    Slicing Pastrami

    Slicing pastrami
    Leah Maroney

    Once the pastrami is done, it's time to start slicing. If you don't have a meat slicer, then you will have to do this with a sharp knife. Your best bet is to let the pastrami cool by placing it in the refrigerator for several hours. Once the meat is cold, it can be easily sliced. The key to good pastrami is very thin slices.

    To reheat the pastrami, it's best to steam it. This makes the thin pastrami slices moist and tender. You can do this in a steamer or wrap pastrami slices in wet paper towels and place it in the microwave.

    Pastrami will not last forever. If you are not going to eat all of it in a week, then freeze the remaining lot. It is best to carve all the pastrami first and freeze it in small packets, so you use it as needed.

    As with everything you smoke, make sure write down what you did including what rubs or woods were used. Then try the pastrami to see how you like it. Too peppery?
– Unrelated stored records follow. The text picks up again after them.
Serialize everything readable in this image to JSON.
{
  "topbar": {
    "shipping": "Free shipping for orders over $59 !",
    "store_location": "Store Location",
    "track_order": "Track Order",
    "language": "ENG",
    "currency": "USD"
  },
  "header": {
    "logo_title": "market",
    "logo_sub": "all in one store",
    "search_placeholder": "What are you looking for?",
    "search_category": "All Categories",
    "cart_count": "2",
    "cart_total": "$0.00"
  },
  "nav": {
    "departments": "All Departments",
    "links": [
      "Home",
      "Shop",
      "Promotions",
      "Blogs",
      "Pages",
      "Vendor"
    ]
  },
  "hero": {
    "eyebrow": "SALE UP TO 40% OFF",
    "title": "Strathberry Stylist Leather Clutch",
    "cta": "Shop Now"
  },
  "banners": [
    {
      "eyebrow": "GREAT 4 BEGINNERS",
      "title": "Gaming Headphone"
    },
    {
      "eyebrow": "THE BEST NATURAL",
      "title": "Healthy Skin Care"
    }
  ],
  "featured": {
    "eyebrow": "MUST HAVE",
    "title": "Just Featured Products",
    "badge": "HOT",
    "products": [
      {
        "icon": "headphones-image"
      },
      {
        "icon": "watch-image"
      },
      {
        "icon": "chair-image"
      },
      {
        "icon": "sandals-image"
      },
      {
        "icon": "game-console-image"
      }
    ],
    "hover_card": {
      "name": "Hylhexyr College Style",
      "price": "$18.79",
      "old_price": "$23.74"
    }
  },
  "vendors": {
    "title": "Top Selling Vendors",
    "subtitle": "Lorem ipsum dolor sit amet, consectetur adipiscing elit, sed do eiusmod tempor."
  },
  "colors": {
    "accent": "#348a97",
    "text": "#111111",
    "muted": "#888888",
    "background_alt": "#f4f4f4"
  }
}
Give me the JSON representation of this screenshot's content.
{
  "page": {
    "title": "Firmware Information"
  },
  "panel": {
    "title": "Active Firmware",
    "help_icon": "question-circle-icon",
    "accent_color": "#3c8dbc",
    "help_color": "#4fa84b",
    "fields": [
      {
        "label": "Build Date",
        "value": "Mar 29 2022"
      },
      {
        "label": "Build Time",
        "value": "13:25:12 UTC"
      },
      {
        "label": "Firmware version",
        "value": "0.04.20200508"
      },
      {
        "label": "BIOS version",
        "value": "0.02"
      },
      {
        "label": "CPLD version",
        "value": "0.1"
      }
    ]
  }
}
Not enough smoke? These are all factors you can adjust next time.